Multiple data firms are finding smartphone sales have declined to the second half of 2019, but signs point to this trend reversing in 2020.
Global research and advisory firm Gartner has predicted Smartphones sales in Australia will decline with 8.7 million smartphone sales predicted by the end of 2019, compared to the 9.5 million sales in 2018.
Meanwhile, worldwide smartphone sales will decline by 2.5 per cent globally in 2019, year on year, to 1.5 billion units.
According to Annette Zimmermann, research vice president at Gartner, longer smartphone replacement cycles and the ban on Huawei accessing technology from US suppliers were to blame for the weakening demand during the first half of 2019.
“We expect demand to get even weaker in the second half as replacement of high-, low- and mid-end smartphones continues to slow, due to low value benefits,” said Zimmermann.
Global research firm IDC has also noted a decline, recording a drop of 2.3 per cent in worldwide smartphone shipments in the second quarter of 2019, according to its Worldwide Quarterly Mobile Phone Tracker.
According to data from Gartner, the sales decline is expected to impact China’s Huawei in particular, even with the US administration looking to partially reverse the ban on the Chinese smartphone manufacturer.
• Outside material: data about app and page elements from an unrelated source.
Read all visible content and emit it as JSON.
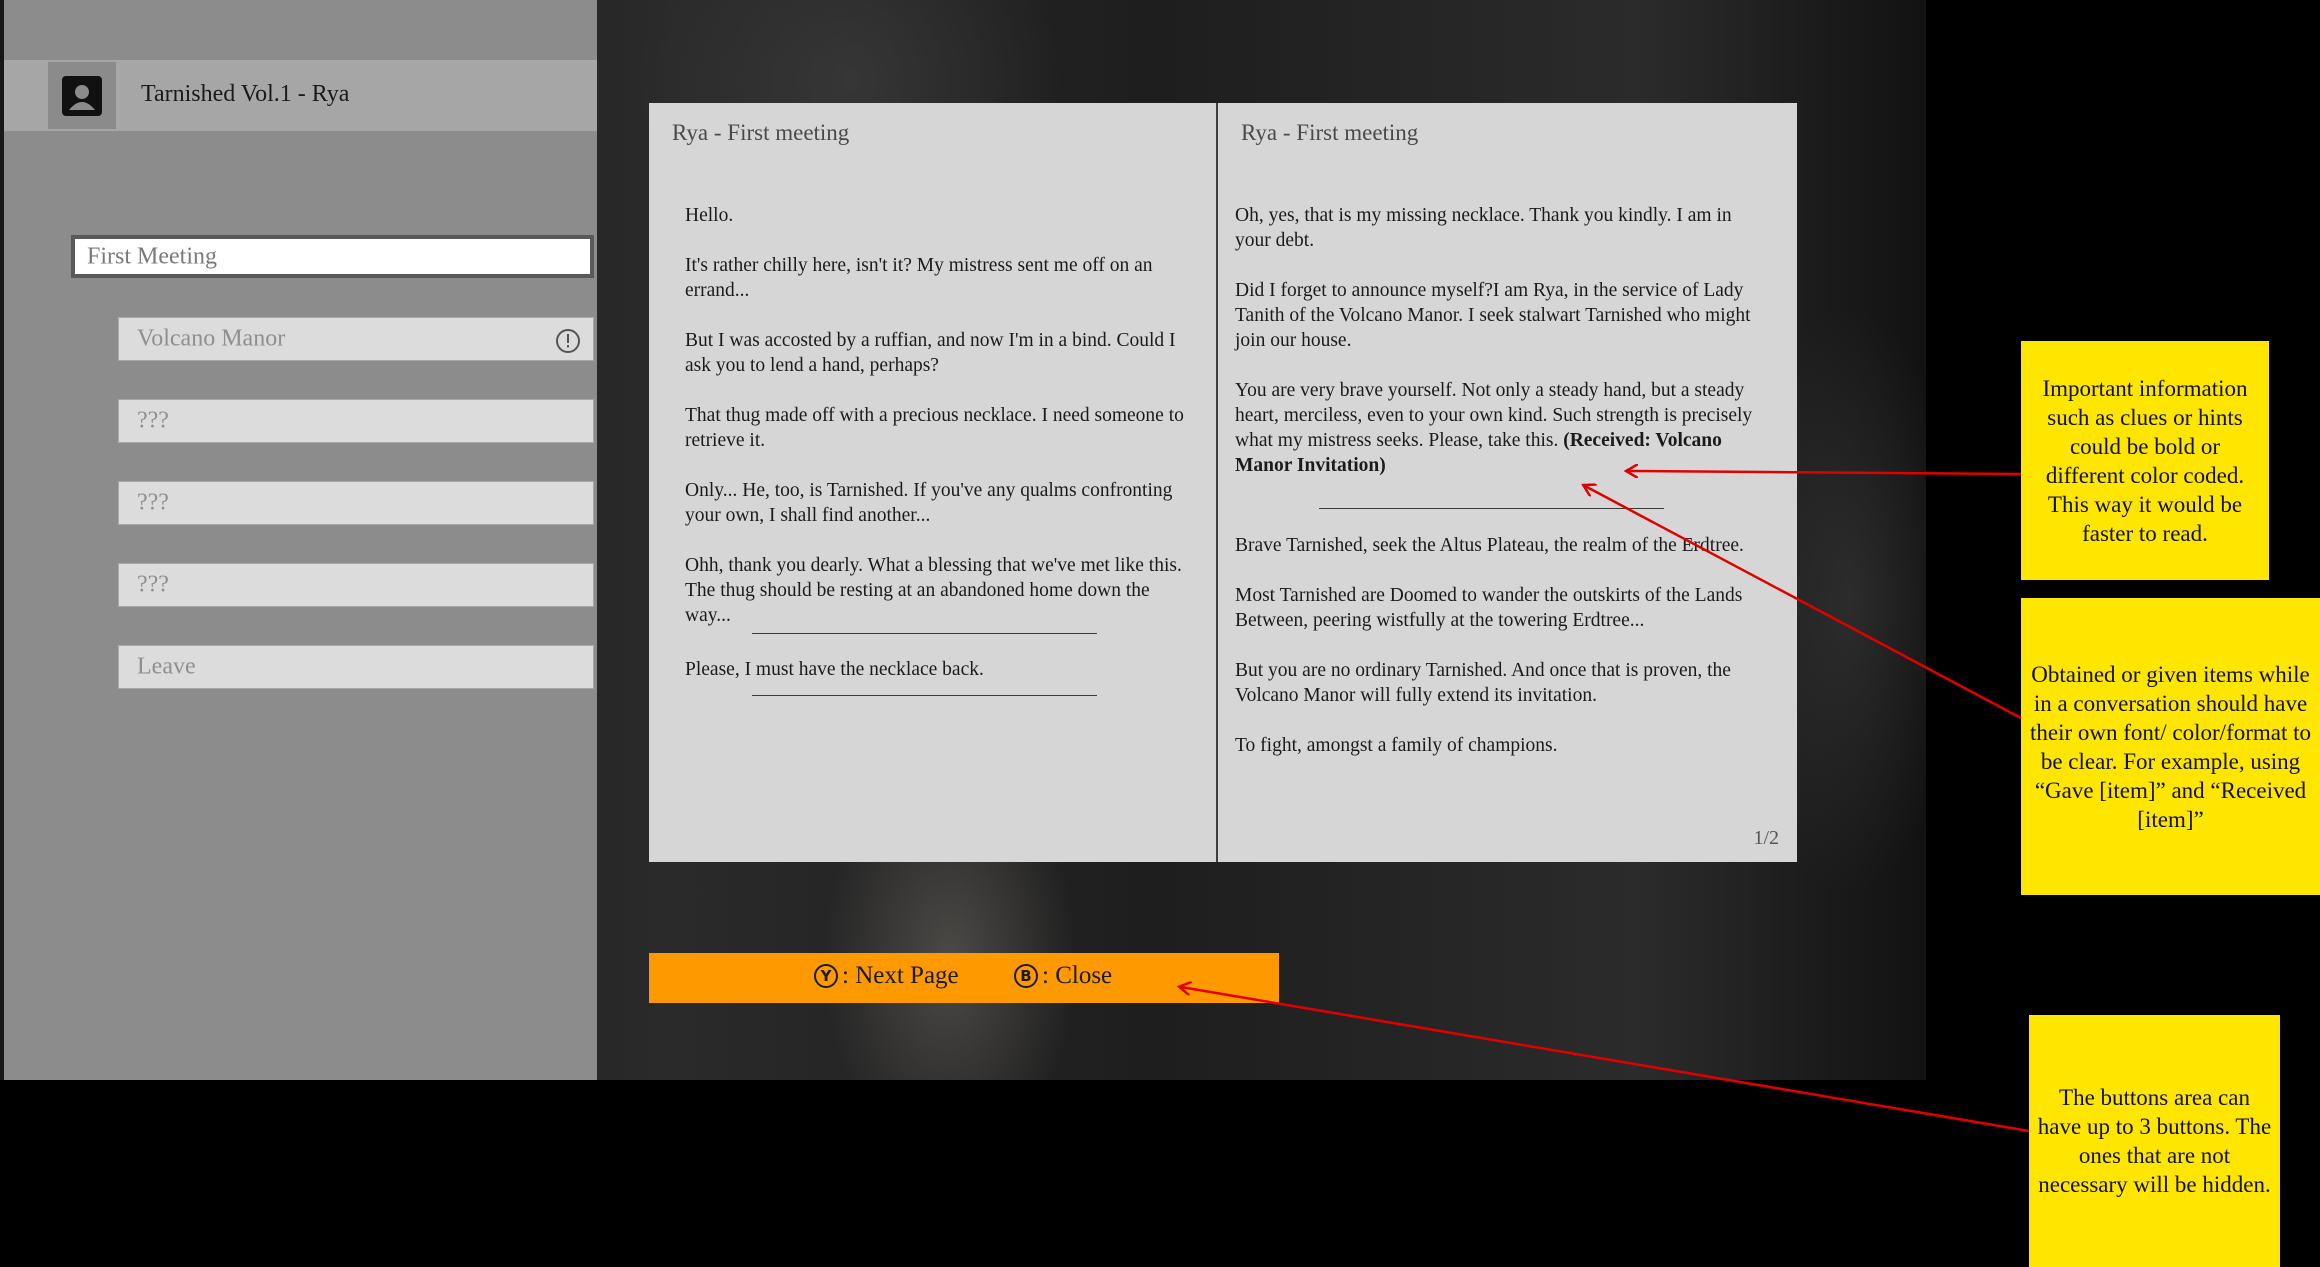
{
  "menu": {
    "title": "Tarnished Vol.1 - Rya",
    "options": [
      {
        "label": "First Meeting"
      },
      {
        "label": "Volcano Manor"
      },
      {
        "label": "???"
      },
      {
        "label": "???"
      },
      {
        "label": "???"
      },
      {
        "label": "Leave"
      }
    ]
  },
  "book": {
    "left": {
      "title": "Rya - First meeting",
      "paragraphs": [
        "Hello.",
        "It's rather chilly here, isn't it? My mistress sent me off on an errand...",
        "But I was accosted by a ruffian, and now I'm in a bind. Could I ask you to lend a hand, perhaps?",
        "That thug made off with a precious necklace. I need someone to retrieve it.",
        "Only... He, too, is Tarnished. If you've any qualms confronting your own, I shall find another...",
        "Ohh, thank you dearly. What a blessing that we've met like this. The thug should be resting at an abandoned home down the way...",
        "Please, I must have the necklace back."
      ]
    },
    "right": {
      "title": "Rya - First meeting",
      "paragraphs": [
        "Oh, yes, that is my missing necklace. Thank you kindly. I am in your debt.",
        "Did I forget to announce myself?I am Rya, in the service of Lady Tanith of the Volcano Manor. I seek stalwart Tarnished who might join our house.",
        "You are very brave yourself. Not only a steady hand, but a steady heart, merciless, even to your own kind. Such strength is precisely what my mistress seeks. Please, take this.",
        "Brave Tarnished, seek the Altus Plateau, the realm of the Erdtree.",
        "Most Tarnished are Doomed to wander the outskirts of the Lands Between, peering wistfully at the towering Erdtree...",
        "But you are no ordinary Tarnished. And once that is proven, the Volcano Manor will fully extend its invitation.",
        "To fight, amongst a family of champions."
      ],
      "received": "(Received: Volcano Manor Invitation)"
    },
    "page_indicator": "1/2"
  },
  "buttons": {
    "next": {
      "glyph": "Y",
      "label": ": Next Page"
    },
    "close": {
      "glyph": "B",
      "label": ": Close"
    }
  },
  "notes": [
    {
      "text": "Important information such as clues or hints could be bold or different color coded. This way it would be faster to read."
    },
    {
      "text": "Obtained or given items while in a conversation should have their own font/ color/format to be clear. For example, using “Gave [item]” and “Received [item]”"
    },
    {
      "text": "The buttons area can have up to 3 buttons. The ones that are not necessary will be hidden."
    }
  ],
  "colors": {
    "menu_bg": "#8c8c8c",
    "page_bg": "#d6d6d6",
    "button_bar": "#ff9900",
    "note_bg": "#ffe600",
    "arrow": "#e00000"
  },
  "icons": [
    "profile-icon",
    "alert-icon",
    "y-button-icon",
    "b-button-icon"
  ]
}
“The ban on Huawei (even though currently partially lifted) has created negativity around the Huawei brand and is likely to open a few opportunities for other manufacturers in overseas markets such as Western Europe,” Zimmermann said.
“The latter part of the second quarter of 2019 was certainly challenging for Huawei in EMEA and Latin America. However, its leading position in its home market remained unchanged.”
Regardless of the uncertainty around Huawei, Ryan Reith, program vice president with IDC's Worldwide Mobile Device Trackers, said the Chinese smartphone manufacturer managed to hold onto second place for market share.
"When you look at the top of the market – Samsung, Huawei, and Apple – each vendor lost a bit of share from last quarter, and when you look down the list the next three – Xiaomi, OPPO, and vivo – all gained,” Reith said.
“Part of this is related to the timing of product launches, but it is hard not to assume this trend could continue.”
Looking forward, IDC data showed smartphone demand is rising due to mid-tier designs, Anthony Scarsella, research manager with IDC’s Worldwide Quarterly Mobile Phone Tracker, explained.
"A key driver in the second quarter was the availability of vastly improved mid-tier devices that offer premium designs and features while significantly undercutting the ultra-high-end in price,” Scarsella said.
“Combine this with intensified and generous trade-in programs across major markets and channels and upgrading now makes more sense to consumers."
Gartner data indicated that sales will increase in the second half of 2020 due to the rise of 5G connections and 5G-enabled devices.
In Australia, this is expected to translate to nine million smartphones sold by the end of 2020.
“Although leading mobile manufacturers have started positioning their first 5G smartphones (such as the LG V50 ThinQ, OPPO Reno 5G, Samsung Galaxy S10 5G and Xiaomi Mi MIX 3 5G), and CSPs have started to offer some aggressively priced 5G service packages, 5G smartphone sales are set to remain small in 2019,” Zimmermann said.
However, these 5G devices are not expected to dominate the market rapidly, as Gartner data revealed 15 million 5G-enabled smartphones will sell by the end of 2019, representing less than one per cent of all sales in that year.
Further data from IDC revealed Samsung was ranked first for smartphone market share at 22 per cent, with Huawei in second place at 17.6 per cent, then Apple at 10.1 per cent, Xiaomi at 9.7 per cent and OPPO at 8.9 per cent.